Archaeology Lecture Theatre G6
UCL Institute of Archaeology
31-34 Gordon Square
United Kingdom


After domestication and the uptake of domesticated animals across the Middle East and Anatolia, human societies developed new strategies of living with animals, combining herding of livestock with hunting of wildlife. This talk explores variations in Neolithic subsistence practices, and the ways in which societies interacted with domestic and wild animals in terms of landscape use, knowledge exchange, social networks and ritual. It presents zooarchaeological research (the study of animal remains from archaeological sites) on human-animal relations to explore the role of wildlife, and wild locations, for sedentary villagers, seasonal herders and pastoral nomads in different configurations of Neolithic life.

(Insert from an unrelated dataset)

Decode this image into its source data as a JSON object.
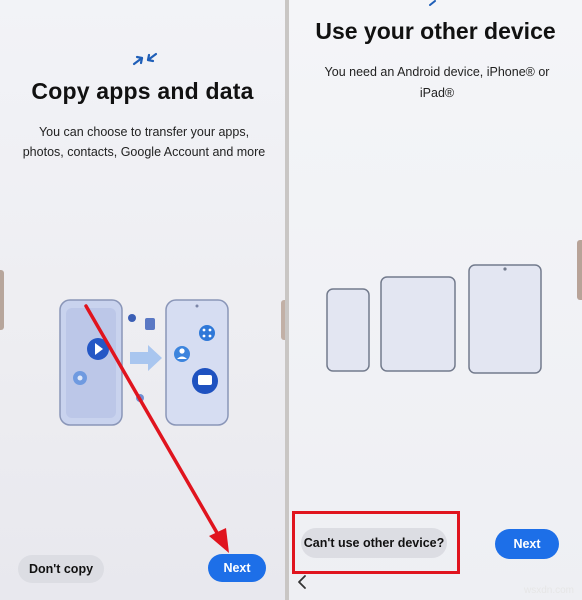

Doors open at 6.15pm for a 6.30pm start. 

Image credit (top): Judith Dobie, English Heritage

About the Speaker

Louise Martin

Professor of Zooarchaeology at UCL Institute of Archaeology

Woman wearing a sunhat, sunglasses and lightcoloured t-shirt and trousers working on an archaeological site, kneeling and leaning against the side of a trench

Louise Martin is Professor of Zooarchaeology and runs the Zooarchaeology Research Lab at UCL’s Institute of Archaeology. Her research focuses on hunting practices in the Near Eastern Epipalaeolithic, the appearance of domestic animals in the Neolithic, and how human groups incorporate animals into their lives, economically, socially and symbolically. Louise has led zooarchaeological research teams for major projects in the Middle East, Anatolia and southern Arabia.

More about Louise Martin